Records from a collection:

↓↓↓

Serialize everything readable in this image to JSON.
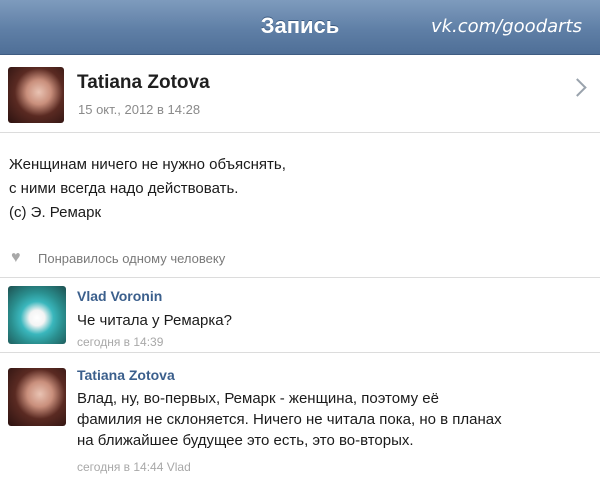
{
  "navbar": {
    "title": "Запись",
    "watermark": "vk.com/goodarts"
  },
  "post": {
    "author": "Tatiana Zotova",
    "date": "15 окт., 2012 в 14:28",
    "text_lines": [
      "Женщинам ничего не нужно объяснять,",
      "с ними всегда надо действовать.",
      "(с) Э. Ремарк"
    ],
    "likes": "Понравилось одному человеку"
  },
  "comments": [
    {
      "author": "Vlad Voronin",
      "text_lines": [
        "Че читала у Ремарка?"
      ],
      "meta": "сегодня в 14:39"
    },
    {
      "author": "Tatiana Zotova",
      "text_lines": [
        "Влад, ну, во-первых, Ремарк - женщина, поэтому её",
        "фамилия не склоняется. Ничего не читала пока, но в планах",
        "на ближайшее будущее это есть, это во-вторых."
      ],
      "meta": "сегодня в 14:44 Vlad"
    }
  ],
  "colors": {
    "navbar": "#5f7fa6",
    "comment_author": "#3b5f8c"
  },
  "icons": [
    "chevron-right-icon",
    "heart-icon"
  ]
}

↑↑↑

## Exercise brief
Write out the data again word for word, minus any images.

## Solution below
Serialize everything readable in this image to JSON.
{
  "navbar": {
    "title": "Запись",
    "watermark": "vk.com/goodarts"
  },
  "post": {
    "author": "Tatiana Zotova",
    "date": "15 окт., 2012 в 14:28",
    "text_lines": [
      "Женщинам ничего не нужно объяснять,",
      "с ними всегда надо действовать.",
      "(с) Э. Ремарк"
    ],
    "likes": "Понравилось одному человеку"
  },
  "comments": [
    {
      "author": "Vlad Voronin",
      "text_lines": [
        "Че читала у Ремарка?"
      ],
      "meta": "сегодня в 14:39"
    },
    {
      "author": "Tatiana Zotova",
      "text_lines": [
        "Влад, ну, во-первых, Ремарк - женщина, поэтому её",
        "фамилия не склоняется. Ничего не читала пока, но в планах",
        "на ближайшее будущее это есть, это во-вторых."
      ],
      "meta": "сегодня в 14:44 Vlad"
    }
  ],
  "colors": {
    "navbar": "#5f7fa6",
    "comment_author": "#3b5f8c"
  },
  "icons": [
    "chevron-right-icon",
    "heart-icon"
  ]
}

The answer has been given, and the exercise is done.